Start of Block
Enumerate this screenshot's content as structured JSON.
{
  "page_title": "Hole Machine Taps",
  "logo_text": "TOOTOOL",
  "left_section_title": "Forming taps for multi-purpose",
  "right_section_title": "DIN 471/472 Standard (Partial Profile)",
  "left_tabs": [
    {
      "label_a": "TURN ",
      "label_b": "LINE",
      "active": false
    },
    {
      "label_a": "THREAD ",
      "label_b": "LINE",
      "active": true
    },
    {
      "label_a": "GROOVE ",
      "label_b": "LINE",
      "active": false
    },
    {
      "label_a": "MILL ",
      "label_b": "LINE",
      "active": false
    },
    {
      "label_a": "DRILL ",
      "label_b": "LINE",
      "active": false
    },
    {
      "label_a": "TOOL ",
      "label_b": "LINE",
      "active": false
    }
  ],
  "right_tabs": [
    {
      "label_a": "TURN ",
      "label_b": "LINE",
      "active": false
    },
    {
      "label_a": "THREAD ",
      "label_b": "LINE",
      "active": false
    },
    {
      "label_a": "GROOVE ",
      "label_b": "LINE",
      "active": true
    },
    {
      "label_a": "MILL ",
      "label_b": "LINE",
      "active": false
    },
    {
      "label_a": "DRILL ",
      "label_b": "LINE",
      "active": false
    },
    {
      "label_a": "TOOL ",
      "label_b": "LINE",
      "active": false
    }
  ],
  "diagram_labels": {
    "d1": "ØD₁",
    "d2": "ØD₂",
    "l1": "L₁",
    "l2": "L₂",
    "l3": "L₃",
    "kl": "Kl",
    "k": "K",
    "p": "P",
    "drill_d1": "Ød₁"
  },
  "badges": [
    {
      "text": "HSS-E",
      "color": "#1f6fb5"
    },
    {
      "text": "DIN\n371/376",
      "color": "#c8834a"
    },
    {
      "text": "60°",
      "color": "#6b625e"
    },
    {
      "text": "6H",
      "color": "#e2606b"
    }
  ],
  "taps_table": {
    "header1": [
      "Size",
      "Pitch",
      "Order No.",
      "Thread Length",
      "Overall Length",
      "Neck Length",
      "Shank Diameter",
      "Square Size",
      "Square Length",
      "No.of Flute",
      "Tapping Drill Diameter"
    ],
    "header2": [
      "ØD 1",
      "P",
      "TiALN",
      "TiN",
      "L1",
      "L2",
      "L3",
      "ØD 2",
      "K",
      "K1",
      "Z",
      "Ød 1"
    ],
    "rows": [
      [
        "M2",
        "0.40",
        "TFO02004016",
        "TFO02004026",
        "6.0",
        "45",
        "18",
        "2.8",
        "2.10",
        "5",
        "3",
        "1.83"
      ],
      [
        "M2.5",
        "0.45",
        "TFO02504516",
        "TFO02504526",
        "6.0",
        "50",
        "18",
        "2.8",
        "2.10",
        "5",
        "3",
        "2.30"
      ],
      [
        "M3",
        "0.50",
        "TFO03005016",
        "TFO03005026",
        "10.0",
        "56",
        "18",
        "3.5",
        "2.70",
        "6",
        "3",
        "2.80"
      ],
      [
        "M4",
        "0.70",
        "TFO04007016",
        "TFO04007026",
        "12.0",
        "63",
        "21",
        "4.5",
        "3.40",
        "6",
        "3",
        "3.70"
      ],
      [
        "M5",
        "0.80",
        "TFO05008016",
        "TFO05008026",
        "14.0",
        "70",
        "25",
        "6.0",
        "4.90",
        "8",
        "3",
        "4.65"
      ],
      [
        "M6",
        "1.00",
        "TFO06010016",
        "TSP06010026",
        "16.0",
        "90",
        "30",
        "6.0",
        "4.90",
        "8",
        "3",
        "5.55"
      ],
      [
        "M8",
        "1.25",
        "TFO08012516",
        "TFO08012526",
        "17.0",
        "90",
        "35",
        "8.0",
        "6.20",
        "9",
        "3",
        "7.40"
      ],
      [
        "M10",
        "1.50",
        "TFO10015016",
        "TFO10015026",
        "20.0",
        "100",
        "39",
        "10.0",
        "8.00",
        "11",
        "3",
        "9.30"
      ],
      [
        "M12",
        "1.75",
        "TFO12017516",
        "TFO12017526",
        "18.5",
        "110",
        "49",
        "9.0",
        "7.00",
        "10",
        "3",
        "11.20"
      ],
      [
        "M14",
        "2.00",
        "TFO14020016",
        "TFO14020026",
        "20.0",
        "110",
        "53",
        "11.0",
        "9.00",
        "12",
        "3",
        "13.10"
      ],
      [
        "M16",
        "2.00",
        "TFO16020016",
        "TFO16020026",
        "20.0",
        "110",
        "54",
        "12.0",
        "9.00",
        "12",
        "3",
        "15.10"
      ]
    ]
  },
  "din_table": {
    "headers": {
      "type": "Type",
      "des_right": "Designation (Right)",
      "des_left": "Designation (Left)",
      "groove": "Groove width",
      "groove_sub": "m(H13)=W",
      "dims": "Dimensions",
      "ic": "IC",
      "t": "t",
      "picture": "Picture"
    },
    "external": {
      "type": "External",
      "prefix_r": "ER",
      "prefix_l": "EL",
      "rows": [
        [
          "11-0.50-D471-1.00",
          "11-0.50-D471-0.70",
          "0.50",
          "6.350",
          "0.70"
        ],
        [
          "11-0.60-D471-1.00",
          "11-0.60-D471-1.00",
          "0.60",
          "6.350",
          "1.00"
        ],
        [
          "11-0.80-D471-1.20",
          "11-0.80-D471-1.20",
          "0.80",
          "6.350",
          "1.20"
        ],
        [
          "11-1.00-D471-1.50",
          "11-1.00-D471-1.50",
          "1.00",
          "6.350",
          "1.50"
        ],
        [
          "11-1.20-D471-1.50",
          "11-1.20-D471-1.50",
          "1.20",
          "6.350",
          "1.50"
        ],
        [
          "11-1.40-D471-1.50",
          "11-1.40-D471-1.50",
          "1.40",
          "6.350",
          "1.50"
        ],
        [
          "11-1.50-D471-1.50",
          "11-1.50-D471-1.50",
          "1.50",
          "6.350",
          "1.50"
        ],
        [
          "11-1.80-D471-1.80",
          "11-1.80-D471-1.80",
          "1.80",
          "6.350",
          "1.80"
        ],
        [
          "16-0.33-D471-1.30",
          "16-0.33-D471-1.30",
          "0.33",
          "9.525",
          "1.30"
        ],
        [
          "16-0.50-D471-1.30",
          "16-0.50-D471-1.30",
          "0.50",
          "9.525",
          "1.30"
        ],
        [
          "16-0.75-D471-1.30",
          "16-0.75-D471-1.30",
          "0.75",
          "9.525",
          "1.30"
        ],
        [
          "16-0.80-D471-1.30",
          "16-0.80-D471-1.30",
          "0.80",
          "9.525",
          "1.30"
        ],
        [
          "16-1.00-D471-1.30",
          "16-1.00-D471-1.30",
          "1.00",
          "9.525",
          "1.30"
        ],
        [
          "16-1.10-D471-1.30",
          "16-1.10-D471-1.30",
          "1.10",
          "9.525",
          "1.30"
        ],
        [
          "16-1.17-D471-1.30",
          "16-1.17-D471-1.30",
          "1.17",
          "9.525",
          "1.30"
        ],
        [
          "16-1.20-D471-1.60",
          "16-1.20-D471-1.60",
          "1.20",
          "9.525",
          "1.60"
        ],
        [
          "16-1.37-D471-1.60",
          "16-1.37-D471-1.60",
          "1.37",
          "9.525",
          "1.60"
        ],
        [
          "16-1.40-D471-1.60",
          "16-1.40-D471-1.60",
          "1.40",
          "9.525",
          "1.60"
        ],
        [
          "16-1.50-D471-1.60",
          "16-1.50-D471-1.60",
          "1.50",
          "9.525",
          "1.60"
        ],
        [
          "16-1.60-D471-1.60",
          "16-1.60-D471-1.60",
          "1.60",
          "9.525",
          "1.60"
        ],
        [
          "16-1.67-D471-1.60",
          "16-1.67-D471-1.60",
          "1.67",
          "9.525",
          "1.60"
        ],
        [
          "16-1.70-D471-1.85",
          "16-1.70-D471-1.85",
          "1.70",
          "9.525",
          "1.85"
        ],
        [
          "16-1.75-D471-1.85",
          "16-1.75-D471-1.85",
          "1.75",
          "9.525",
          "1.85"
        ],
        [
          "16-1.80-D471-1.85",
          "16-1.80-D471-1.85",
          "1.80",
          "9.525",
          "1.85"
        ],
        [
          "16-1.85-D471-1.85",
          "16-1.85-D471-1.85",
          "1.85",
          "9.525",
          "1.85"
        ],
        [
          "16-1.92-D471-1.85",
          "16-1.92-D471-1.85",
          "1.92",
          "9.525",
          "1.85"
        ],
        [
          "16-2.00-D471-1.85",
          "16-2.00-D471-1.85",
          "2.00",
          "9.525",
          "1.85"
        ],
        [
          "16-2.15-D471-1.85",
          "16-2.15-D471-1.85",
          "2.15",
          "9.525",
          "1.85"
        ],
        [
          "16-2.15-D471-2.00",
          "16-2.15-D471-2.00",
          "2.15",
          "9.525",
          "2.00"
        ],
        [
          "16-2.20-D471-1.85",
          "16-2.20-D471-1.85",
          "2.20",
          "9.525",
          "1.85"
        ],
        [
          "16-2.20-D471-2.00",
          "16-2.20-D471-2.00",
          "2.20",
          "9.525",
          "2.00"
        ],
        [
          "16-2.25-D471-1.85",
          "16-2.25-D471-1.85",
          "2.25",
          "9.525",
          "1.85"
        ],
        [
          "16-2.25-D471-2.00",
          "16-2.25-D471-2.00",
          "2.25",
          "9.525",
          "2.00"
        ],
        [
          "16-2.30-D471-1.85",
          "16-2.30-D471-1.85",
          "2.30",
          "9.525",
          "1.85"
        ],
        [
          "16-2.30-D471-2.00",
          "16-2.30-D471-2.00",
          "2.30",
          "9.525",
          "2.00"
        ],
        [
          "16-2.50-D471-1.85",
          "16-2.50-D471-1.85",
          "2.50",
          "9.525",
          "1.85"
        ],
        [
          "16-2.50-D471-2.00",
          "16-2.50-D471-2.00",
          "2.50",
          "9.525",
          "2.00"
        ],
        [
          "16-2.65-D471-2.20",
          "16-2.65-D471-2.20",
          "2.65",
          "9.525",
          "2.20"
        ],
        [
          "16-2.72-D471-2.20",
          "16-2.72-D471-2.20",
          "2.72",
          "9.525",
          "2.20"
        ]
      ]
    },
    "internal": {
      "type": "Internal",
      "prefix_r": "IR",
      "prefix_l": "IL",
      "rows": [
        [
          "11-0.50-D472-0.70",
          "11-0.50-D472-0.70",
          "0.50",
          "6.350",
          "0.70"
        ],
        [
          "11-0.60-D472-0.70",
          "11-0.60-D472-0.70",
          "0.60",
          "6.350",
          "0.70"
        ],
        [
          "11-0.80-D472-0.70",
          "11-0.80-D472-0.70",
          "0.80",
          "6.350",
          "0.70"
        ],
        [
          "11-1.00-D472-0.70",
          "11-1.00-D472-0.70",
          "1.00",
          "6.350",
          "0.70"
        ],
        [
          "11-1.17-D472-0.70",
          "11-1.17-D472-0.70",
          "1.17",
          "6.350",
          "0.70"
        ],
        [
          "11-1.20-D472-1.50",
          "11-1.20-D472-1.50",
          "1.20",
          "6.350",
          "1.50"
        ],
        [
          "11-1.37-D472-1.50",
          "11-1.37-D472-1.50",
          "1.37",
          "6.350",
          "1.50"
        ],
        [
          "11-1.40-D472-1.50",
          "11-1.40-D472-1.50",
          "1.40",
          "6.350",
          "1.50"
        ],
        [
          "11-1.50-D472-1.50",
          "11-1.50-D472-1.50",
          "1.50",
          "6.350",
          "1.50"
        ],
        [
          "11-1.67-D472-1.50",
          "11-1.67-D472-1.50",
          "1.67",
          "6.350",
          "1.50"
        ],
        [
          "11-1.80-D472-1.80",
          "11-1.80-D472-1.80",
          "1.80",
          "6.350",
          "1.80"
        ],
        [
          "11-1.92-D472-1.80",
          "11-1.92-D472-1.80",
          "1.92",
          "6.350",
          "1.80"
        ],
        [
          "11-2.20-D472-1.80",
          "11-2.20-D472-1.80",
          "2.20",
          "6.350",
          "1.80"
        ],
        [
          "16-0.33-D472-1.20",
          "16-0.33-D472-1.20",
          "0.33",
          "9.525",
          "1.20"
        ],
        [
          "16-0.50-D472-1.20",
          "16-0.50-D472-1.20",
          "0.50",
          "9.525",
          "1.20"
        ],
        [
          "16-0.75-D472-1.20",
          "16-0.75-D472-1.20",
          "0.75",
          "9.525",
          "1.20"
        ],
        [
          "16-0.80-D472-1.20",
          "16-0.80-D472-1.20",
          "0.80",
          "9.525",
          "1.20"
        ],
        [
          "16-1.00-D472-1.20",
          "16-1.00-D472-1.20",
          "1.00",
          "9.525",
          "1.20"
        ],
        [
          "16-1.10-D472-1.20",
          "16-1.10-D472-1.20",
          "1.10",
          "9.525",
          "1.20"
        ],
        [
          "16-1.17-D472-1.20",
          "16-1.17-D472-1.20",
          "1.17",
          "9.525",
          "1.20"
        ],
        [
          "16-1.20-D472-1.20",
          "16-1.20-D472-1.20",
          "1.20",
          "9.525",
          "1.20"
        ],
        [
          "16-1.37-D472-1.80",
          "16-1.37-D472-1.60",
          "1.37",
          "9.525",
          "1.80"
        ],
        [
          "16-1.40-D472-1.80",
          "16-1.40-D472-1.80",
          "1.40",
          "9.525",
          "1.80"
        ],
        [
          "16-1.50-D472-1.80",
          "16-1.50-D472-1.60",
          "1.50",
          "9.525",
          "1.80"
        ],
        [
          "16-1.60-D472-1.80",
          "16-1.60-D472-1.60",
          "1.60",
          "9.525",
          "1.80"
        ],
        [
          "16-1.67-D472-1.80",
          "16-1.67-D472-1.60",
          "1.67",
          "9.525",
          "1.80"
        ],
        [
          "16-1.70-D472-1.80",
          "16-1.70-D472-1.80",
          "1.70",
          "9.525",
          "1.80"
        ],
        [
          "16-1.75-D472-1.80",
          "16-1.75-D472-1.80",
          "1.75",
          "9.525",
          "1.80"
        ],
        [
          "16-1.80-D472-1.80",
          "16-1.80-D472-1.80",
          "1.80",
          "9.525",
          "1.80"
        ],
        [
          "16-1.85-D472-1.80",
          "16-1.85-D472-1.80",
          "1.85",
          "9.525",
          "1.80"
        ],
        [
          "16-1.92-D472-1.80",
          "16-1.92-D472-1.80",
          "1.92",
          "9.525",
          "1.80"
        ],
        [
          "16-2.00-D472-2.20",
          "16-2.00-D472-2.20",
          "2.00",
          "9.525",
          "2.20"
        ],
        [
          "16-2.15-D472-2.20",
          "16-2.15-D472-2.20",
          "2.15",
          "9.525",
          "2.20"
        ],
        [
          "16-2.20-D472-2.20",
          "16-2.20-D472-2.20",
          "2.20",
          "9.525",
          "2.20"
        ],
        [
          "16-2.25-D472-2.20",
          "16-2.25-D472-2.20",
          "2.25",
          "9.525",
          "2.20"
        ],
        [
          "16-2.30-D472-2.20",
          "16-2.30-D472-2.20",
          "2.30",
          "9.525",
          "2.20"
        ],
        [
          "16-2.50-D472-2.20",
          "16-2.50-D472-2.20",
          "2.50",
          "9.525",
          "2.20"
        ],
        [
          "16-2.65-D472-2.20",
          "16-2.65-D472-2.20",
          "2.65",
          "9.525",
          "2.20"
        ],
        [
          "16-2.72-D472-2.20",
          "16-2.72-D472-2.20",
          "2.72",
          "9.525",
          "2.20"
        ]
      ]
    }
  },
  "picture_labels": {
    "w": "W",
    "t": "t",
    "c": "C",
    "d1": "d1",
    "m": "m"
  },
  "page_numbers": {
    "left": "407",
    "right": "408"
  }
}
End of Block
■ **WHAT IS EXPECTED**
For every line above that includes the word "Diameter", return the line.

■ **TASK RESULT**
      "Shank Diameter",
      "Tapping Drill Diameter"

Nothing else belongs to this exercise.